Also, the Padres have a few players they should move on from if they are to progress to the next level. Wil Myers’ contract will hamper this team moving forward as the yearly salary moves from $5 million this year to $20 million in 2020 while his production has gone the other direction, as he posted -0.4 WAR this past year. Fowler also hinted at the Social Summit that they would be trying to move on from Myers and will likely have to eat money to do so. Freeing themselves of the majority of his three years, $60 million remainings would be a huge boost in their ability to sign another big free agent.
All-Star starting pitchers Gerrit Cole, Stephen Strasburg, and Madison Bumgarner will all be on the market this winter, but will not come cheap. Being able to free up salary will increase San Diego’s odds at landing one of the big fish in the sea of free agency.

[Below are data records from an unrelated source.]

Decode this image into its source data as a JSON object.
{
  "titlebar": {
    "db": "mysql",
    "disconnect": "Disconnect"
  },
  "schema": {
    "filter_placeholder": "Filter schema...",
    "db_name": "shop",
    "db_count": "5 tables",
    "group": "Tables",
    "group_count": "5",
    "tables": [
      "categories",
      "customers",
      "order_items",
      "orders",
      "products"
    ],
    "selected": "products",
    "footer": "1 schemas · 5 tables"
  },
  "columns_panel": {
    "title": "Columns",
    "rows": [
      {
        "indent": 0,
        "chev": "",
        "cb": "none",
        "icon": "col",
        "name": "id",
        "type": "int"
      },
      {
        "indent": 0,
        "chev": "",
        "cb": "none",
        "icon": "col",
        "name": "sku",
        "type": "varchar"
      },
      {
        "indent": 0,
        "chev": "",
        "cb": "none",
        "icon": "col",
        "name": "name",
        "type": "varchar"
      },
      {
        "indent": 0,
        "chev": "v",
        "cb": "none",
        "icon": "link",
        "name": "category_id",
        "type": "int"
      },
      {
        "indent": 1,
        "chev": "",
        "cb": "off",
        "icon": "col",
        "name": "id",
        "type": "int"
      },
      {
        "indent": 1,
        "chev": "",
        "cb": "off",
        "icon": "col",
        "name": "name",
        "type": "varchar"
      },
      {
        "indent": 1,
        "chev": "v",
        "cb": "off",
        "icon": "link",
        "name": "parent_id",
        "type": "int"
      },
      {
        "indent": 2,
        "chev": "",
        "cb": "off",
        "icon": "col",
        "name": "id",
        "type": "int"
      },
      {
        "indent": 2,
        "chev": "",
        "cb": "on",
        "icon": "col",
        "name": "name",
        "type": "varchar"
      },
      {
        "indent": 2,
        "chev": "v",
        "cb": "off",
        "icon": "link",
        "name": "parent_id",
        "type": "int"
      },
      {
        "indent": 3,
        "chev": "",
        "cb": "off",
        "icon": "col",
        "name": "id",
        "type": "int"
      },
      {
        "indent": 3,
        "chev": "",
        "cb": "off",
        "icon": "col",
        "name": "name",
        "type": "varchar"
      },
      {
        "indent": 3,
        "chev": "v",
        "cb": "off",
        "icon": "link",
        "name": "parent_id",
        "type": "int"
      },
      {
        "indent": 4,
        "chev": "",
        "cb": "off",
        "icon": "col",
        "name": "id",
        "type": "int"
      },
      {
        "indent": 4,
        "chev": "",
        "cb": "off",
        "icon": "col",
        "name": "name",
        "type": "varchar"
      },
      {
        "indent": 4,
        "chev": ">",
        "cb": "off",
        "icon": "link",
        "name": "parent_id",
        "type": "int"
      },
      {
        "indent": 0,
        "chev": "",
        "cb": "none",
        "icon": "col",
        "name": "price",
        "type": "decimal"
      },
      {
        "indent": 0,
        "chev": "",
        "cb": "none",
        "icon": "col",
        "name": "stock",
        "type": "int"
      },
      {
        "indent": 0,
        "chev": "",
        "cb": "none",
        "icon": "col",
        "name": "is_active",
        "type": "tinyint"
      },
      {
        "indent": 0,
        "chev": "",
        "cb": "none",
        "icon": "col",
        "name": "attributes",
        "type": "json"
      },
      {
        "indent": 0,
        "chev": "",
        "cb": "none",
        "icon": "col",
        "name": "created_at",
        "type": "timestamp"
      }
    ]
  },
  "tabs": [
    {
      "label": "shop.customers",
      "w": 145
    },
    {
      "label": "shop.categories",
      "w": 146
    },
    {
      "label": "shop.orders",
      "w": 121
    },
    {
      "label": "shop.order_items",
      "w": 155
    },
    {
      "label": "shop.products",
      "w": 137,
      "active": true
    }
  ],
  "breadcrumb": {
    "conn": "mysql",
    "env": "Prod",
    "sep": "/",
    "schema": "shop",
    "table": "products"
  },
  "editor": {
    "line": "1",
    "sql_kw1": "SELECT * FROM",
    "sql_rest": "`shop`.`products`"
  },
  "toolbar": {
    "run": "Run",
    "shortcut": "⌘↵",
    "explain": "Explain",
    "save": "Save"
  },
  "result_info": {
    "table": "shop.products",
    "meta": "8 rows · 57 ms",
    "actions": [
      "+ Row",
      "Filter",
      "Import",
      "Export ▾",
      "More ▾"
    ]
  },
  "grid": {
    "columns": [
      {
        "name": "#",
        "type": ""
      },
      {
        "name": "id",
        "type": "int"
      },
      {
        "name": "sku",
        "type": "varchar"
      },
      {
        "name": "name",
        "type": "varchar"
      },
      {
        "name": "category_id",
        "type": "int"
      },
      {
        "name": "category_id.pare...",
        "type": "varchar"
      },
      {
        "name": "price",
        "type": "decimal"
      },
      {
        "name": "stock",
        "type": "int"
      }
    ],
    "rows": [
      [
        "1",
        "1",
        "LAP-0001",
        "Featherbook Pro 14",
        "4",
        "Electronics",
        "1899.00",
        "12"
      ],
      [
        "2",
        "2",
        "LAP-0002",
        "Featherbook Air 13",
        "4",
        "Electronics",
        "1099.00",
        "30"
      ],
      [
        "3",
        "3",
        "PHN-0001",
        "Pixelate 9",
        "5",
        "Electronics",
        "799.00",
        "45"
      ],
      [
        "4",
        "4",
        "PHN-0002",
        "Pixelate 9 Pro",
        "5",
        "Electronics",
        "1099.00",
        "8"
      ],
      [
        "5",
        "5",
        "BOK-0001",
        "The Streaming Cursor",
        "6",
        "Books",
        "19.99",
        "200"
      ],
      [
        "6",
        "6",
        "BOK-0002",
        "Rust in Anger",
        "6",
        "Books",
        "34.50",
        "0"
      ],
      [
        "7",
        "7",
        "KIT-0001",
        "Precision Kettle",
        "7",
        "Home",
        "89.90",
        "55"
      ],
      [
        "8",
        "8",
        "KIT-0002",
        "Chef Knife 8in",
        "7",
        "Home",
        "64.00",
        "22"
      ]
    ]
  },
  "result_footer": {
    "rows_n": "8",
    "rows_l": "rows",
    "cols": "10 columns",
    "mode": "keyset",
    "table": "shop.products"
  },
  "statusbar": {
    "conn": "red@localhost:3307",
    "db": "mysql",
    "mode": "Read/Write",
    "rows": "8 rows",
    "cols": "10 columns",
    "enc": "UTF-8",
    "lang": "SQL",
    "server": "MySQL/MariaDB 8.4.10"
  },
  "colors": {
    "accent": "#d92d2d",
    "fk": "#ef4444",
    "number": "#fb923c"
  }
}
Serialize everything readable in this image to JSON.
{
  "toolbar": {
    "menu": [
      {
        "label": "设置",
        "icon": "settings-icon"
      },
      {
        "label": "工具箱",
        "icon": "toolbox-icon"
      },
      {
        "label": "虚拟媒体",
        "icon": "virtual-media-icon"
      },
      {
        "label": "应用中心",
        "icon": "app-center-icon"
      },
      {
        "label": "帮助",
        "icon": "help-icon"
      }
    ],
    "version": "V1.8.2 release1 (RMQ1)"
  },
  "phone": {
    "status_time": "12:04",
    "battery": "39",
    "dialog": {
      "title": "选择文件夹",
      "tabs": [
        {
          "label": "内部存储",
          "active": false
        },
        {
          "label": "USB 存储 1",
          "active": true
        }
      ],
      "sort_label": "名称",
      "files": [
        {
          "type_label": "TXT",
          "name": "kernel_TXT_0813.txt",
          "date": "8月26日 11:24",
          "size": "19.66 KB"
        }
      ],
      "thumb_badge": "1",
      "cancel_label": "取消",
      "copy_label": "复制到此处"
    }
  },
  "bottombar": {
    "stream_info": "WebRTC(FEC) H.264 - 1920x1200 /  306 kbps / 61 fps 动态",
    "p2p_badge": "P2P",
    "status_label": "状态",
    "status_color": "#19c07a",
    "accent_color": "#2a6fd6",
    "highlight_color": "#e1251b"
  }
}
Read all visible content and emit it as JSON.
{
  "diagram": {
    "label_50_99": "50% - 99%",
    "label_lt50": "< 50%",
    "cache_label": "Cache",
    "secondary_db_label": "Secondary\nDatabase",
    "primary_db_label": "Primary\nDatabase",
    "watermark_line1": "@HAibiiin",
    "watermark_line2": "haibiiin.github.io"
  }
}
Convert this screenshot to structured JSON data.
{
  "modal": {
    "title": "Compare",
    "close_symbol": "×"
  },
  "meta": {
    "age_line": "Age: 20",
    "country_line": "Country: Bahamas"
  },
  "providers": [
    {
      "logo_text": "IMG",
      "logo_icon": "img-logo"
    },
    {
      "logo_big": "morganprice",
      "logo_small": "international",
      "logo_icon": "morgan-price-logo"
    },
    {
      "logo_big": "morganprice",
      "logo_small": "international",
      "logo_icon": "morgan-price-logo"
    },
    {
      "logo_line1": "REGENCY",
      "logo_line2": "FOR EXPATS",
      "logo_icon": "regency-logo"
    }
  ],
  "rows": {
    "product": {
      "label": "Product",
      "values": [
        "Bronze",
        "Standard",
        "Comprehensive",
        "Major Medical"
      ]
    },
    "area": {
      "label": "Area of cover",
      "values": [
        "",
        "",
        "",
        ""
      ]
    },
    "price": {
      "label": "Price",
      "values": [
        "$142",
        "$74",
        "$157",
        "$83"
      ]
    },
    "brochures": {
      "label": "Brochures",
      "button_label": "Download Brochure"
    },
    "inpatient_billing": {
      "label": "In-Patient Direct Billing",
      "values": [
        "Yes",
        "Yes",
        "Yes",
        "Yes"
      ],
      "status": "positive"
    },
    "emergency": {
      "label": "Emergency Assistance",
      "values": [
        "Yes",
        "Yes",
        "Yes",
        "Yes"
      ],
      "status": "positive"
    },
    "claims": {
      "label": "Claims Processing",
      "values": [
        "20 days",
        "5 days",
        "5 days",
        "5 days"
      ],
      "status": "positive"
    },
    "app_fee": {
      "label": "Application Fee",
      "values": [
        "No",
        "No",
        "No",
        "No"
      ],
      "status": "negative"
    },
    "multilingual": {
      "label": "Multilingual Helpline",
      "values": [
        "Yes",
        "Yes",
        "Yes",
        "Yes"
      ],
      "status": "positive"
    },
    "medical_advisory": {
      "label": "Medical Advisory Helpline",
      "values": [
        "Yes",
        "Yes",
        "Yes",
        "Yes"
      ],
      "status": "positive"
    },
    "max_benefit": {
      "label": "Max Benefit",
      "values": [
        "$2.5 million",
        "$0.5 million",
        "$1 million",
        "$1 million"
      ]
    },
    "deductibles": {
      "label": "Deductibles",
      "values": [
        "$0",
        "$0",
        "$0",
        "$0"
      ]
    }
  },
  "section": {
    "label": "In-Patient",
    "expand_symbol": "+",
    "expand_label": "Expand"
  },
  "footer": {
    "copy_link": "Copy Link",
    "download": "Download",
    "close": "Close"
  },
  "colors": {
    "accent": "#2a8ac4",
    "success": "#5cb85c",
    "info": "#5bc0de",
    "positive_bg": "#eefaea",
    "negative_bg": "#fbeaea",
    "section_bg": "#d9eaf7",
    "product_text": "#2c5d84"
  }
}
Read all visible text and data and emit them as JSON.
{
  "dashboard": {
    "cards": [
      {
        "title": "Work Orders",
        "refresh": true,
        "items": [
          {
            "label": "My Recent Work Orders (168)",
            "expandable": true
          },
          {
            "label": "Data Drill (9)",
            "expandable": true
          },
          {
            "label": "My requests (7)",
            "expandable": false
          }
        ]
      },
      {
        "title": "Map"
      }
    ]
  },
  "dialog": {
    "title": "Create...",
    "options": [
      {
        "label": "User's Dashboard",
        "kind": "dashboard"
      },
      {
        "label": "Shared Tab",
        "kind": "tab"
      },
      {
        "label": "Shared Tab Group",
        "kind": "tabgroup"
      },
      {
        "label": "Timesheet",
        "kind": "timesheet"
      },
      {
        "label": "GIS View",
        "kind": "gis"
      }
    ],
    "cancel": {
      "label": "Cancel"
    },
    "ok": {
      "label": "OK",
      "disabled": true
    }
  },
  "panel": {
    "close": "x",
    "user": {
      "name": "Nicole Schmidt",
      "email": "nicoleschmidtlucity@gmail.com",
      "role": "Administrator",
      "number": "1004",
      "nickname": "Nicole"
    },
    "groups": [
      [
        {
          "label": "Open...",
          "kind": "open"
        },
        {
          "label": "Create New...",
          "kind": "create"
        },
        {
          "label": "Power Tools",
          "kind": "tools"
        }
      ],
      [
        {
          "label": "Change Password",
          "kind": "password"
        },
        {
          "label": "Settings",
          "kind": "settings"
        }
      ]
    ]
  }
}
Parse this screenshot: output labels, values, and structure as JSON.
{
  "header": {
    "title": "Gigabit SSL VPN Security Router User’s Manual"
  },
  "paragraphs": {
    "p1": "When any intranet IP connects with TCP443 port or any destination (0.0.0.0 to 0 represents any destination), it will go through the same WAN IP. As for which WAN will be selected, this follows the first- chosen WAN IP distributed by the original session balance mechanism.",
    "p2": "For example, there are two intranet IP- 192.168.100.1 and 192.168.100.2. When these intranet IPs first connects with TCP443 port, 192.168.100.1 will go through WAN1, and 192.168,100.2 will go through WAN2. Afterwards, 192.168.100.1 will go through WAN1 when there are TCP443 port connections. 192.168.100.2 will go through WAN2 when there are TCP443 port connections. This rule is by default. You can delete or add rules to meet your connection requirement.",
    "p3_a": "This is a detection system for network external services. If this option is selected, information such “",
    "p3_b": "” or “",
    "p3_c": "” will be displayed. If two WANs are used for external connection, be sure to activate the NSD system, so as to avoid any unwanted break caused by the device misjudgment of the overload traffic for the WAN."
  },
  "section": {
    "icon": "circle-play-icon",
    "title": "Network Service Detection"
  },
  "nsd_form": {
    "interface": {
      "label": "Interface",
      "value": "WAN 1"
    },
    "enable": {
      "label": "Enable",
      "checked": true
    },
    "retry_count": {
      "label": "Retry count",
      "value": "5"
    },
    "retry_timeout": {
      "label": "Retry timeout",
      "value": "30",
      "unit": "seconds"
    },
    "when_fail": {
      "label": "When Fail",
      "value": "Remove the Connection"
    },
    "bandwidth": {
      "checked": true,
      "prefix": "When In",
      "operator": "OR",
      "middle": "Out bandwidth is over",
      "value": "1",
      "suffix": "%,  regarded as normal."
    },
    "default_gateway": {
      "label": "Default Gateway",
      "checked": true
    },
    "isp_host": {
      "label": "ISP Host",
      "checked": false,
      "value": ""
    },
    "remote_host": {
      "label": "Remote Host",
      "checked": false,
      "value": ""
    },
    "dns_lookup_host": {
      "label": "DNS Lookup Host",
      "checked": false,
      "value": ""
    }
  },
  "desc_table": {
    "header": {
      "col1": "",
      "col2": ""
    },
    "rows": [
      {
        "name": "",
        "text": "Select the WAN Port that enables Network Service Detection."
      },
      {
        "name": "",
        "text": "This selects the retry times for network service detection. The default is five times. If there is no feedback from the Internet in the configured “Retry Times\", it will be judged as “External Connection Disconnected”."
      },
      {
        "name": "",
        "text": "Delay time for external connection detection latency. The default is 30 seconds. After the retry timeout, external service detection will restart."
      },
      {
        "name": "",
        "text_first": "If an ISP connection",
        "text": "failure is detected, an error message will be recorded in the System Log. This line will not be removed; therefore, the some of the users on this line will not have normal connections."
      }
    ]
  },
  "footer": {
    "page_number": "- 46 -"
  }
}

Lastly, this is the most important offseason in team history because the team has never been in this position before. They have the best farm system in baseball with legitimate superstars already on the MLB roster. The winter after the Padres went 91-71 and won the division in 1996, a lot was up in the air with Greg Vaughn’s contract being up, and the aging Fernando Valenzuela leaving town, leaving a hole in the rotation.
An argument can be made for the 1997-1998 offseason where the Padres still had a strong core but wanted to reshuffle the deck for ultimately what would be a pennant-winning 1998 season.
However, this organization has been beaten down for so long. Every other divisional opponent has at least reached the World Series, with the Giants and Diamondbacks winning it, since the last time the Padres went to their World Series in 1998. Each divisional rival has even made the playoffs since the last time the Padres went to the postseason. It’s downright embarrassing.
While the Padres have certainly entered other offseasons with more championship hopes than this one in their history, none are bigger than this winter will be. It’s time for the Padres to put their money, and prospect capital, where their mouths are and get other pieces to create a playoff-contending roster.